S’pore loan shark runner reports non-payment for loanshark work to police, gets arrested instead
He found the job on Carousell.
We’re not making this story up.
A Singaporean man who was working as a loan shark runner decided to make a police report when he did not receive payment from the loanshark after carrying out his tasks.
In a plot twist that everyone but him saw coming, he was arrested and subsequently sentenced to 16 months’ prison on May 21, 2018.
The full case can be found on Lawnet.
Found job on Carousell
22-year-old Muhamad Syafiq Bin Mohamad Shah — who was doing his full-time national service at the time — had found the job on online marketplace Carousell.
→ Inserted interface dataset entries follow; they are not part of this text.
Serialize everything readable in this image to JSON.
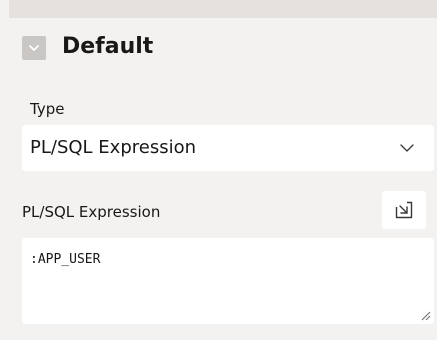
{
  "section": {
    "title": "Default",
    "toggle_icon": "chevron-toggle-icon"
  },
  "type_field": {
    "label": "Type",
    "value": "PL/SQL Expression",
    "icon": "chevron-down-icon"
  },
  "expression_field": {
    "label": "PL/SQL Expression",
    "value": ":APP_USER",
    "expand_icon": "expand-arrow-icon"
  },
  "colors": {
    "panel_background": "#f4f2f0",
    "field_background": "#ffffff",
    "toggle_background": "#c9c6c3",
    "text": "#1a1816"
  }
}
It was advertised as a “fast job” with “paid cash”.
He communicated with a person known as Benson, who identified himself as an “Ah Long“(loanshark).
Benson offered S$200 per job, but Muhamad Syafiq eventually successfully negotiated for S$250 per job.
Owed S$5,000 for harassment carried out
From June 29 to July 3, 2017, the perpetrator visited a total of nine estates around Singapore: Bukit Merah, Compassvale, Ang Mo Kio, Holland Close, Redhill, Boon Lay, Chai Chee, Bedok, and Tampines.
He would first purchase the required tools — which included bicycle locks and paint — before heading to the various locations to conduct the harassment.
Wearing sunglasses to conceal his identity, Muhamad Syafiq would lock the gates of his victims’ apartments and place A4-sized letters with the victims’ name and address at the gate.
Muhamad Syafiq was promised a total of S$5,000 for all the jobs carried out, but did not receive the money.
After several failed requests to his employer for payment, the loan shark runner decided to file a report on July 5, 2017 with the police, in hopes of receiving the amount he was owed.
Defence: Accused was “naïve and introverted”
Muhamad Syafiq pleaded guilty for three out of the 14 charges of harassment under the Moneylenders Act.
In all three cases which he was found guilty for, he had been captured on police camera footage committing the act.
His counsel submitted a mitigating plea with the following factors:
- The accused is a naïve and introverted person
- He was remorseful
- He co-operated fully with all procedures
- He was susceptible to impulsive behaviour
- He was willing to reform
Disagreeing with the lawyer, the judge cited incidents that didn’t match the above factors. These include:
- The accused had negotiated with Benson for a higher rate, indicating that he was not as naïve as claimed.
- He was actively communicating with the unlicensed moneylender, and his replies were “casual, confident and comfortable” suggesting that he was not threatened by Benson.
- The accused had agreed that he was not in financial difficulty.
- He had committed at least 14 occasions of harassment, and each time, he would take pictures of the completed act and send it to Benson, suggesting his acts were deliberate and not simply impulsive.
- He had bothered to use sunglasses to conceal his identity
On May 21, 2018, the judge — despite noting that the number of victims are on the high side — granted “undeserved leniency”, and sentenced him to a total of 16 months imprisonment.
The maximum sentence for such crime is imprisonment of up to five years, a fine between S$5,000 and S$50,000, and three to six strokes of the cane.
Top photo adapted from Bernard Oh on Flickr under Creative Commons License